**Task objective**
All of the data below must be repeated exactly.

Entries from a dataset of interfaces
------------------------------------------------------------------------

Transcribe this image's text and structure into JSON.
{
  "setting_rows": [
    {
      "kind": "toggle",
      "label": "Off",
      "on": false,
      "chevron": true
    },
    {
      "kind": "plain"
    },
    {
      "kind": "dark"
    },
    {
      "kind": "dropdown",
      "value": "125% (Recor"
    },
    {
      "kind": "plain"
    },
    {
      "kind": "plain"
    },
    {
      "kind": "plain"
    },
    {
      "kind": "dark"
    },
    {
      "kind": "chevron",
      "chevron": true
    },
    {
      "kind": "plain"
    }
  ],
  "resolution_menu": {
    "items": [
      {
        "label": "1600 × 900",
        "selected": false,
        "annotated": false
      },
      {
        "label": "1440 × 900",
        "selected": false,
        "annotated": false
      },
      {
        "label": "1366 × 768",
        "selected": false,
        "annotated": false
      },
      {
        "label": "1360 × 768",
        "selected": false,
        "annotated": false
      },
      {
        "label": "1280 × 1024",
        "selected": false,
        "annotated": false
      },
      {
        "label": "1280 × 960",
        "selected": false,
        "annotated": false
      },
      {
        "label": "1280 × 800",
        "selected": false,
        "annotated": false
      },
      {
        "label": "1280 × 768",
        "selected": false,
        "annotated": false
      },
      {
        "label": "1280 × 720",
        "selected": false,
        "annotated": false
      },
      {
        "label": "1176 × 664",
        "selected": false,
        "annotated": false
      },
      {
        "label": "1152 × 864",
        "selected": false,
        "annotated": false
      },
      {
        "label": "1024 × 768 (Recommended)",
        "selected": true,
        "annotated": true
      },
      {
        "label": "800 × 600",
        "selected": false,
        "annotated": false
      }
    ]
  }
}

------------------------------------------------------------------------

**Exercise output**
Transcribe this image's text and structure into JSON.
{
  "setting_rows": [
    {
      "kind": "toggle",
      "label": "Off",
      "on": false,
      "chevron": true
    },
    {
      "kind": "plain"
    },
    {
      "kind": "dark"
    },
    {
      "kind": "dropdown",
      "value": "125% (Recor"
    },
    {
      "kind": "plain"
    },
    {
      "kind": "plain"
    },
    {
      "kind": "plain"
    },
    {
      "kind": "dark"
    },
    {
      "kind": "chevron",
      "chevron": true
    },
    {
      "kind": "plain"
    }
  ],
  "resolution_menu": {
    "items": [
      {
        "label": "1600 × 900",
        "selected": false,
        "annotated": false
      },
      {
        "label": "1440 × 900",
        "selected": false,
        "annotated": false
      },
      {
        "label": "1366 × 768",
        "selected": false,
        "annotated": false
      },
      {
        "label": "1360 × 768",
        "selected": false,
        "annotated": false
      },
      {
        "label": "1280 × 1024",
        "selected": false,
        "annotated": false
      },
      {
        "label": "1280 × 960",
        "selected": false,
        "annotated": false
      },
      {
        "label": "1280 × 800",
        "selected": false,
        "annotated": false
      },
      {
        "label": "1280 × 768",
        "selected": false,
        "annotated": false
      },
      {
        "label": "1280 × 720",
        "selected": false,
        "annotated": false
      },
      {
        "label": "1176 × 664",
        "selected": false,
        "annotated": false
      },
      {
        "label": "1152 × 864",
        "selected": false,
        "annotated": false
      },
      {
        "label": "1024 × 768 (Recommended)",
        "selected": true,
        "annotated": true
      },
      {
        "label": "800 × 600",
        "selected": false,
        "annotated": false
      }
    ]
  }
}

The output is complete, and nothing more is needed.